|Evaluating the Validity of Systematic Reviews to Indentify Empirically Supported Treatments||
The systematic review process is an assessment and, as such, concerns about validity of the assessment are paramount. In this paper, we review the considerations that are important in reaching conclusions about the adequacy of a systematic review.
|Slocum, T. A., Detrich, R., & Spencer, T. D. (2012). Evaluating the validity of systematic reviews to identify empirically supported treatments. Education and Treatment of Children, 35(2), 201-233.|
|The Evidence-Based Practice of Applied Behavior Analysis||
Applied behavior analysis emphasizes being scientifically-based In this paper, we discuss how the core features of evidence-based practice can be integrated into applied behavior analysis.
|Slocum, T. A., Detrich, R., Wilczynski, S. M., Spencer, T. D., Lewis, T., & Wolfe, K. (2014). The Evidence-Based Practice of Applied Behavior Analysis. The Behavior Analyst, 37(1), 41-56.|
|Best Available Evidence: Three Complementary Approaches||The notion of best available evidence implies that some evidence is better than other. This paper reviews different sources of evidence and the relative strengths and limitations of each type.||Slocum, T. A., Spencer, T. D., & Detrich, R. (2012). Best available evidence: Three complementary approaches. Education and Treatment of Children, 35(2), 153-181.|
|Evidence-based Practice: A Framework for Making Effective Decisions||
Evidence-based practice is characterized as a framework for decision-making integrating best available evidence, clinical expertise, and client values and context. This paper reviews how these three dimensions interact to inform decisions.
|Spencer, T. D., Detrich, R., & Slocum, T. A. (2012). Evidence-based practice: A framework for making effective decisions. Education and Treatment of Children, 35(2), 127-151.|
|Culture, Context, and Connections: Behavior Analytic Considerations for Enhancing School Climate"||This paper examines the issue of school culture from the context of helping schools adopt and implement positive behavior interventions.||Sugai, G. (2014). Culture, Context, and Connections: Behavior Analytic Considerations for Enhancing School Climate" Retrieved from ../../uploads/docs/ 2014WingSummitGS.pdf.|
|School-wide positive behavior support: Establishing a continuum of evidence based practices||This paper provides an overview of "lessons learned" from efforts to sustain and scale-up a school-wide continuum of evidence-based behavioral practices and systems in schools.||Sugai, G., & Horner, R. H. (2010). School-wide positive behavior support: Establishing a continuum of evidence based practices. Journal of Evidence-Based Practices for Schools, 11(1), 62–83.|

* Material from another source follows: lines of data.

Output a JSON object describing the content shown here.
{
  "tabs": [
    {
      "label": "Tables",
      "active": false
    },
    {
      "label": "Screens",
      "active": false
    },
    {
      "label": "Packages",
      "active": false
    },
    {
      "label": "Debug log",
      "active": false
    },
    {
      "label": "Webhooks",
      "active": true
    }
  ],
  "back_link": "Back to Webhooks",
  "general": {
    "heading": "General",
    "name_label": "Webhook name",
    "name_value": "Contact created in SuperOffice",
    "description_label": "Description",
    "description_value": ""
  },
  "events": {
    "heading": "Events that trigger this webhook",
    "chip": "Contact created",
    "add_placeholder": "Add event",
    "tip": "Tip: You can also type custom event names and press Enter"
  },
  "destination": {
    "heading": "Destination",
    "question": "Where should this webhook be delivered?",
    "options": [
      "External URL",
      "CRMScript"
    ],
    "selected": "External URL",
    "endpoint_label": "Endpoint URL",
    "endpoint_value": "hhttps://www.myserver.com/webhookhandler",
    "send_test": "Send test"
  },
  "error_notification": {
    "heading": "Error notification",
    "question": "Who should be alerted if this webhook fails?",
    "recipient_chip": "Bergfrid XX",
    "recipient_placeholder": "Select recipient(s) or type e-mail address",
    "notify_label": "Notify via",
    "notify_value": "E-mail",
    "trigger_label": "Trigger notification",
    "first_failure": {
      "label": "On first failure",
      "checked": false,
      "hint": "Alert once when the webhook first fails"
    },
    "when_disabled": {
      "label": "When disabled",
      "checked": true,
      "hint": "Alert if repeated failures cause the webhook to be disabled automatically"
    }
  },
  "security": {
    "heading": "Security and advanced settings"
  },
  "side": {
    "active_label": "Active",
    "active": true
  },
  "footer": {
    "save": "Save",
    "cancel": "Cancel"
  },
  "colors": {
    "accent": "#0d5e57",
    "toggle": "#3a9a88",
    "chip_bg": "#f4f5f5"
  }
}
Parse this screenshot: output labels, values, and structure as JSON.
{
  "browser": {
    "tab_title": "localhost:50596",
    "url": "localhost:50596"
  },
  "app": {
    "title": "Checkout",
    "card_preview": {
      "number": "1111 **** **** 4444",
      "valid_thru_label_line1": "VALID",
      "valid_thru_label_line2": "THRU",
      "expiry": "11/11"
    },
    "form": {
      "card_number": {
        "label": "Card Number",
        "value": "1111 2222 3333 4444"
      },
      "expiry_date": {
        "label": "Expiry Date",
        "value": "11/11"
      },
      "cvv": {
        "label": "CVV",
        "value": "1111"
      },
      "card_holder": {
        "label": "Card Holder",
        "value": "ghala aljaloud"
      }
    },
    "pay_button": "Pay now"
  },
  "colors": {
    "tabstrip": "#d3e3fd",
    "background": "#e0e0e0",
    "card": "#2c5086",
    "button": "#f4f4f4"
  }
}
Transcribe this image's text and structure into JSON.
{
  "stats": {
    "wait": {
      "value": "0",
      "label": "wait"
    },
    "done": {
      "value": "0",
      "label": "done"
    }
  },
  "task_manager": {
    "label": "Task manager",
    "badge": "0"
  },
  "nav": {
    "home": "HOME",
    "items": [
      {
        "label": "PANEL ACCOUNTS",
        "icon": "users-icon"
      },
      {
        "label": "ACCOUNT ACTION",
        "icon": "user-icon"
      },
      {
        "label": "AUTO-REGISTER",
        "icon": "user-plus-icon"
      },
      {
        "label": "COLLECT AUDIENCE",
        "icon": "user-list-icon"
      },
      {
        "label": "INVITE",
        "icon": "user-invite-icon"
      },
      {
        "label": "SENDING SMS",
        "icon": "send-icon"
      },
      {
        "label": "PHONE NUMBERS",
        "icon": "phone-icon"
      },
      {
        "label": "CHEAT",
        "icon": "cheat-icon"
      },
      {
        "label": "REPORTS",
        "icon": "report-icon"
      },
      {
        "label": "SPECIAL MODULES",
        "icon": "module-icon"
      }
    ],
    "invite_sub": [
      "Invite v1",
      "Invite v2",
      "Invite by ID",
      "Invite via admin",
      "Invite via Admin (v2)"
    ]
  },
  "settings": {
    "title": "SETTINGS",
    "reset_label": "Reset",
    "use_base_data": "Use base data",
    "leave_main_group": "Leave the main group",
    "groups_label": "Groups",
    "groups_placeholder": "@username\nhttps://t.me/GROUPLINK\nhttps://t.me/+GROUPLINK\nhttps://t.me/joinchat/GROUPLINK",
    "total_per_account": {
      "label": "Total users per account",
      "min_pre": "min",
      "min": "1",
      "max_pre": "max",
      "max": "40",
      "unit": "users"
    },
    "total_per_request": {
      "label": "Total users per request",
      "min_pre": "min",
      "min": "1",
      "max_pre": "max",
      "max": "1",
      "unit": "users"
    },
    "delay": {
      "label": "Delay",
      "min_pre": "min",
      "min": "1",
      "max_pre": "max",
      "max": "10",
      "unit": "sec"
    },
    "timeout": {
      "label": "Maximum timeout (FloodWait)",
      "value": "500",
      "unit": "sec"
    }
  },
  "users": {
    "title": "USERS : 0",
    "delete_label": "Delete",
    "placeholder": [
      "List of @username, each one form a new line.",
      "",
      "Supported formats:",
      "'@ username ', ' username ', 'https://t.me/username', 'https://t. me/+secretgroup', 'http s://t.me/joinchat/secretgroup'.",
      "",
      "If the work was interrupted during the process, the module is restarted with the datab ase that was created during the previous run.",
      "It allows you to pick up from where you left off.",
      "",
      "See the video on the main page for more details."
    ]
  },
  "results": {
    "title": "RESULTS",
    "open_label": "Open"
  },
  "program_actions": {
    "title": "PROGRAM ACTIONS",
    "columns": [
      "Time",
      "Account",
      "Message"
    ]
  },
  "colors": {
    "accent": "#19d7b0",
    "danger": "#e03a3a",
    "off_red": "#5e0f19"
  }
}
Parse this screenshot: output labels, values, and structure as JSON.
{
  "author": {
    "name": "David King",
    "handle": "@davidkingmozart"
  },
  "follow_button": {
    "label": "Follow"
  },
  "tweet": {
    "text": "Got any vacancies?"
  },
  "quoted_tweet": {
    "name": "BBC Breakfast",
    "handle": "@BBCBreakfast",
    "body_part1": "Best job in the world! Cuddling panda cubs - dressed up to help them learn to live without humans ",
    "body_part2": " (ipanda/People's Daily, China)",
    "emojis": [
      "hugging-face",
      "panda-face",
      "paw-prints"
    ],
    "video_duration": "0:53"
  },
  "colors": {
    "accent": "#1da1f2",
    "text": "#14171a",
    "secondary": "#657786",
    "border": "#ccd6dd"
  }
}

|Seven Habits of Superhero Teachers||This commentary review the critical competencies for teacher success in the classroom.||Twyman, J. S. (2013) Seven Habits of Superhero Teachers. Wing Institute. Date accessed: 5/7/14.|
|Identifying research-based practices for response to intervention: Scientifically based instruction||This paper examines the types of research to consider when evaluating programs, how to know what “evidence’ to use, and continuums of evidence (quantity of the evidence, quality of the evidence, and program development).||Twyman, J. S., & Sota, M. (2008). Identifying research-based practices for response to intervention: Scientifically based instruction. Journal of Evidence-Based Practices for Schools, 9(2), 86–101.|
|Using Performance Feedback to Improve Teacher Effectiveness||This paper examines intervention and instruction failures and describe concrete steps that implementers can take to improve the results of their instruction and intervention in classrooms.||VanDerHeyden, A. (2013). Are We Making the Differences That Matter in Education? In Performance Feedback: Using Data to Improve Educator Performance (Vol. 3, pp. 119-138). Oakland, CA: The Wing Institute.|